by Steven Ertelt
March 20, 2007
Atlanta, GA (LifeNews.com) — The Georgia state House has approved a bill that would allow women considering an abortion the chance to see an ultrasound of their unborn child beforehand. The bill could result in a high reduction in the number of abortions since so many women who see ultrasounds decide to carry the baby to term.
The House signed off on HB 147 116-54 after a lengthy debate.
Rep. James Mills, a Republican who is the main sponsor of the bill, told his colleagues "If all of us — no matter where we’re at — if we hate to see an abortion take place no matter what, why not support a bill that gives a woman all the facts before she makes such a critical decision?"
The bill is an extension of the Woman’s Right to Know Act and will add an ultrasound component to the existing informed consent requirements.

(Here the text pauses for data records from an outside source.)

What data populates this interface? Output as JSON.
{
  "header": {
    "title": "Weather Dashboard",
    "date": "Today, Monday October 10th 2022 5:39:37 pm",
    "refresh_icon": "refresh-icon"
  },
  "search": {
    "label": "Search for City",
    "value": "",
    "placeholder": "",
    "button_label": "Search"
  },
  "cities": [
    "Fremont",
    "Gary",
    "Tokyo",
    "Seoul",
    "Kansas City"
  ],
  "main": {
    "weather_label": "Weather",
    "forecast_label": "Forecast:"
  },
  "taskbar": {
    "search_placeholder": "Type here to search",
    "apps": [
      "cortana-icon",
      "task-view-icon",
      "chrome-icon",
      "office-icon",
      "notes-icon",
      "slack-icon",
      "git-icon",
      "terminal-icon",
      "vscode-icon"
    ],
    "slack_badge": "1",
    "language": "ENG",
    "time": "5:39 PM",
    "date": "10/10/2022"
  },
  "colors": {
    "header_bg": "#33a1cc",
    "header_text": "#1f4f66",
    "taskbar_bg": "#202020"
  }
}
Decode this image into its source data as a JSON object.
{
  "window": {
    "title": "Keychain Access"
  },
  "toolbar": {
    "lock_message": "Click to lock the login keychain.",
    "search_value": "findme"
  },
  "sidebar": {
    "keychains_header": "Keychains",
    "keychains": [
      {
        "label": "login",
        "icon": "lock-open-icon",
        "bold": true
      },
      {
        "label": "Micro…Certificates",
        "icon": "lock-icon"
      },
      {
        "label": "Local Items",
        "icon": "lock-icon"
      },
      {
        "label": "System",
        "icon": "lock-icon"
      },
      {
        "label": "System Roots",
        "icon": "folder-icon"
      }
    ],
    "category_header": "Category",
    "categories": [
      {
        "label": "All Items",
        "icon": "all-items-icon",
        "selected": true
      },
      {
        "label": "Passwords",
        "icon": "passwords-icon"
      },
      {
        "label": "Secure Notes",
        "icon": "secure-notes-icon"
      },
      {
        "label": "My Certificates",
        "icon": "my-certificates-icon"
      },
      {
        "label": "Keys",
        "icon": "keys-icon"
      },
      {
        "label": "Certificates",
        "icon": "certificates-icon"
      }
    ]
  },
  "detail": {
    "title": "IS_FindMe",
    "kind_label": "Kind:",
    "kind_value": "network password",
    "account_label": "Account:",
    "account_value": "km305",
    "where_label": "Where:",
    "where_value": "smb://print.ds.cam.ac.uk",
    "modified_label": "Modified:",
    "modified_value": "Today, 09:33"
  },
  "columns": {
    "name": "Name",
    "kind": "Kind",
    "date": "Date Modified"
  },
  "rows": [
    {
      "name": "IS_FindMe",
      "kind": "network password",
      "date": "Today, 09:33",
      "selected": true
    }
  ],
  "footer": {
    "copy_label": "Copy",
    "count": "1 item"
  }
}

Under the measure, abortion facilities must offer the mother the opportunity to view the fetal image and the fetal heartbeat at the conclusion of an ultrasound. The ultrasound itself isn’t mandated unless the woman says she wants to see one.
The bill would also require that the abortion facility give a list of health care providers, facilities and clinics that offer to perform ultrasounds free of charge.
The measure makes sure women can sign a form saying, in writing, that they were offered the opportunity to view the ultrasound.
Speaker of the House Glenn Richardson and his entire Republican leadership team supported the bill and Georgia Right to Life spokesman Josh Brahm told LifeNews.com that that helped the bill move through the House.
Brahm’s group has been lobbying for the bill and made it the top legislative priority this session.
The bill now heads to the Senate, where a similar proposal, SB 66, from Sen. Nancy Schaefer is currently pending in the Senate Rules Committee.
Used in pregnancy centers, ultrasounds have helped persuade most women to carry their pregnancy to term and Schaefer said she hoped her bill would do the same thing.
"Some women who see the image of their child do change their minds," she said.
The committee added an exception to the bill that would not make women who are victims of sexual abuse see the ultrasound of their baby but Schaefer said women in those circumstances may want to see the ultrasound anyway to know about their baby.